- TASK INPUT -
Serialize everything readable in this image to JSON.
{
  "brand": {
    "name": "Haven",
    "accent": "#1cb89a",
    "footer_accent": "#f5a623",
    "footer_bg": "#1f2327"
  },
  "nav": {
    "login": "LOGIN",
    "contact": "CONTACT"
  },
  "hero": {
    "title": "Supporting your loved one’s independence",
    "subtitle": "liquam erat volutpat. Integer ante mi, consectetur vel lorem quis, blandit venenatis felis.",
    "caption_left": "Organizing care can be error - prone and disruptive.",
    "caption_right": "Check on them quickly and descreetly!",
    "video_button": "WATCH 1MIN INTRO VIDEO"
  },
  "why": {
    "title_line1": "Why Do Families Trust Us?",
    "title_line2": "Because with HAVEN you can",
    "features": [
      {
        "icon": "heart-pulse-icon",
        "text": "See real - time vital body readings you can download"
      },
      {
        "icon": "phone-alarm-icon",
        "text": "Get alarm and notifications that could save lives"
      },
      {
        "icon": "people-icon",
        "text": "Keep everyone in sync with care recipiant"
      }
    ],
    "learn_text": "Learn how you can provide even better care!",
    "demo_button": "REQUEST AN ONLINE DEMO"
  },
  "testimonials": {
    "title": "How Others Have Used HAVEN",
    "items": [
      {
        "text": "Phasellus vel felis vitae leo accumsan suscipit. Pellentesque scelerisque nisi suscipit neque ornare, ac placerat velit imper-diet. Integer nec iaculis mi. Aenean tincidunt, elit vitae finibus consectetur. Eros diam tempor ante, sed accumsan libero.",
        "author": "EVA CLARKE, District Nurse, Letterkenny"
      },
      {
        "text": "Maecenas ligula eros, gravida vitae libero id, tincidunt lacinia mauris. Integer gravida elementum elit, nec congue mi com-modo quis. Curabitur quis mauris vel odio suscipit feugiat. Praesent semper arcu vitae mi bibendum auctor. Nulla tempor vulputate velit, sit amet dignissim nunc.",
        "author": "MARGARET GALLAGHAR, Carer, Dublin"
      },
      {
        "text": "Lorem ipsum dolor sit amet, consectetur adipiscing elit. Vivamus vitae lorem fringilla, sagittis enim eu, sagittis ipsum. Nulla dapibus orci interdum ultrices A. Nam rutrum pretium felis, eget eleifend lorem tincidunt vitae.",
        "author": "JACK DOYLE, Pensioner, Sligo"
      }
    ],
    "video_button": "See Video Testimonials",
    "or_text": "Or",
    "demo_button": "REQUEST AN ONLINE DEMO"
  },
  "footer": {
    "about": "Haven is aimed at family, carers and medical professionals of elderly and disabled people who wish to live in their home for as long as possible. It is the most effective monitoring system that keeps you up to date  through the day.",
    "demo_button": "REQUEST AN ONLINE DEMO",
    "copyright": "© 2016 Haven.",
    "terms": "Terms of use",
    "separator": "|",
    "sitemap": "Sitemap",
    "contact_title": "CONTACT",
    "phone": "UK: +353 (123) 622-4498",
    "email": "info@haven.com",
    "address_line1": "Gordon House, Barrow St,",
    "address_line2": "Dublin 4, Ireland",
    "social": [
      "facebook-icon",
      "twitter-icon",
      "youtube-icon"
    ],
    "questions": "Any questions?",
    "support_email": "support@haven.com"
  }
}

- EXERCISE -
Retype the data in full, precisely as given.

- EXPECTED ANSWER -
Serialize everything readable in this image to JSON.
{
  "brand": {
    "name": "Haven",
    "accent": "#1cb89a",
    "footer_accent": "#f5a623",
    "footer_bg": "#1f2327"
  },
  "nav": {
    "login": "LOGIN",
    "contact": "CONTACT"
  },
  "hero": {
    "title": "Supporting your loved one’s independence",
    "subtitle": "liquam erat volutpat. Integer ante mi, consectetur vel lorem quis, blandit venenatis felis.",
    "caption_left": "Organizing care can be error - prone and disruptive.",
    "caption_right": "Check on them quickly and descreetly!",
    "video_button": "WATCH 1MIN INTRO VIDEO"
  },
  "why": {
    "title_line1": "Why Do Families Trust Us?",
    "title_line2": "Because with HAVEN you can",
    "features": [
      {
        "icon": "heart-pulse-icon",
        "text": "See real - time vital body readings you can download"
      },
      {
        "icon": "phone-alarm-icon",
        "text": "Get alarm and notifications that could save lives"
      },
      {
        "icon": "people-icon",
        "text": "Keep everyone in sync with care recipiant"
      }
    ],
    "learn_text": "Learn how you can provide even better care!",
    "demo_button": "REQUEST AN ONLINE DEMO"
  },
  "testimonials": {
    "title": "How Others Have Used HAVEN",
    "items": [
      {
        "text": "Phasellus vel felis vitae leo accumsan suscipit. Pellentesque scelerisque nisi suscipit neque ornare, ac placerat velit imper-diet. Integer nec iaculis mi. Aenean tincidunt, elit vitae finibus consectetur. Eros diam tempor ante, sed accumsan libero.",
        "author": "EVA CLARKE, District Nurse, Letterkenny"
      },
      {
        "text": "Maecenas ligula eros, gravida vitae libero id, tincidunt lacinia mauris. Integer gravida elementum elit, nec congue mi com-modo quis. Curabitur quis mauris vel odio suscipit feugiat. Praesent semper arcu vitae mi bibendum auctor. Nulla tempor vulputate velit, sit amet dignissim nunc.",
        "author": "MARGARET GALLAGHAR, Carer, Dublin"
      },
      {
        "text": "Lorem ipsum dolor sit amet, consectetur adipiscing elit. Vivamus vitae lorem fringilla, sagittis enim eu, sagittis ipsum. Nulla dapibus orci interdum ultrices A. Nam rutrum pretium felis, eget eleifend lorem tincidunt vitae.",
        "author": "JACK DOYLE, Pensioner, Sligo"
      }
    ],
    "video_button": "See Video Testimonials",
    "or_text": "Or",
    "demo_button": "REQUEST AN ONLINE DEMO"
  },
  "footer": {
    "about": "Haven is aimed at family, carers and medical professionals of elderly and disabled people who wish to live in their home for as long as possible. It is the most effective monitoring system that keeps you up to date  through the day.",
    "demo_button": "REQUEST AN ONLINE DEMO",
    "copyright": "© 2016 Haven.",
    "terms": "Terms of use",
    "separator": "|",
    "sitemap": "Sitemap",
    "contact_title": "CONTACT",
    "phone": "UK: +353 (123) 622-4498",
    "email": "info@haven.com",
    "address_line1": "Gordon House, Barrow St,",
    "address_line2": "Dublin 4, Ireland",
    "social": [
      "facebook-icon",
      "twitter-icon",
      "youtube-icon"
    ],
    "questions": "Any questions?",
    "support_email": "support@haven.com"
  }
}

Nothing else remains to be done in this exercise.